Collection entries

* * *

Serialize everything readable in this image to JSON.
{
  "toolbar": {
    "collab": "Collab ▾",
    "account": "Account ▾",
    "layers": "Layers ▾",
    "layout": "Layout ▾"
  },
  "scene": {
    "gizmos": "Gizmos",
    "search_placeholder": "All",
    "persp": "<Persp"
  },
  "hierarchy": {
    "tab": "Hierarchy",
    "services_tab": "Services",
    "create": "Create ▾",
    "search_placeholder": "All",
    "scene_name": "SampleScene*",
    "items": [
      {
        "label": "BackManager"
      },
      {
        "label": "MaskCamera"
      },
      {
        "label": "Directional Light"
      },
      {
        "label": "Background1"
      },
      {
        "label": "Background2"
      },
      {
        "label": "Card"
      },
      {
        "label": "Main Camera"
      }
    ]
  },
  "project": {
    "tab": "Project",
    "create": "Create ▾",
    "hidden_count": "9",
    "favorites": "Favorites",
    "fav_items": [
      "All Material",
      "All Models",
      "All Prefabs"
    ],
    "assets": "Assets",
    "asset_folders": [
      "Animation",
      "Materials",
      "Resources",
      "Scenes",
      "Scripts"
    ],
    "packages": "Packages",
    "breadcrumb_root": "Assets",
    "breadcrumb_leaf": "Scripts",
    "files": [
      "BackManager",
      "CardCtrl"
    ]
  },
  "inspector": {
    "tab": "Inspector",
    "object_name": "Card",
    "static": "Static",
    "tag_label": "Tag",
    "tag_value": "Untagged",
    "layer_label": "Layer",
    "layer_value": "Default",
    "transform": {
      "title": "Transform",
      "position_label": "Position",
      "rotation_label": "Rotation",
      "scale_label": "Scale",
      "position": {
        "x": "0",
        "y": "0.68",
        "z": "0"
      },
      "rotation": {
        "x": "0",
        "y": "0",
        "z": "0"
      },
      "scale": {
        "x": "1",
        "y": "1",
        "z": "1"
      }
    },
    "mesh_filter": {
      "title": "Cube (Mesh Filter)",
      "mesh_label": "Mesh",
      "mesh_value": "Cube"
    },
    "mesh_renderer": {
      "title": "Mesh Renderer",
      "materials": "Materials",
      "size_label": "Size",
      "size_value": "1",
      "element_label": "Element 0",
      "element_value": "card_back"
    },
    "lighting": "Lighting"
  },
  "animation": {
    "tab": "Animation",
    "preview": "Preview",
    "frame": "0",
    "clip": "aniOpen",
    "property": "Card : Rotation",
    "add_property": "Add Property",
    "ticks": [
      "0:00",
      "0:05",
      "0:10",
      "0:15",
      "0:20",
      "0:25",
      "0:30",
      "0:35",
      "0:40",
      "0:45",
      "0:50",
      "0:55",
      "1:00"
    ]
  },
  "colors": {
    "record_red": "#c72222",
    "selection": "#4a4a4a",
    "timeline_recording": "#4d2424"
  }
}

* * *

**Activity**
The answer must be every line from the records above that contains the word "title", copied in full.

**The answer**
      "title": "Transform",
      "title": "Cube (Mesh Filter)",
      "title": "Mesh Renderer",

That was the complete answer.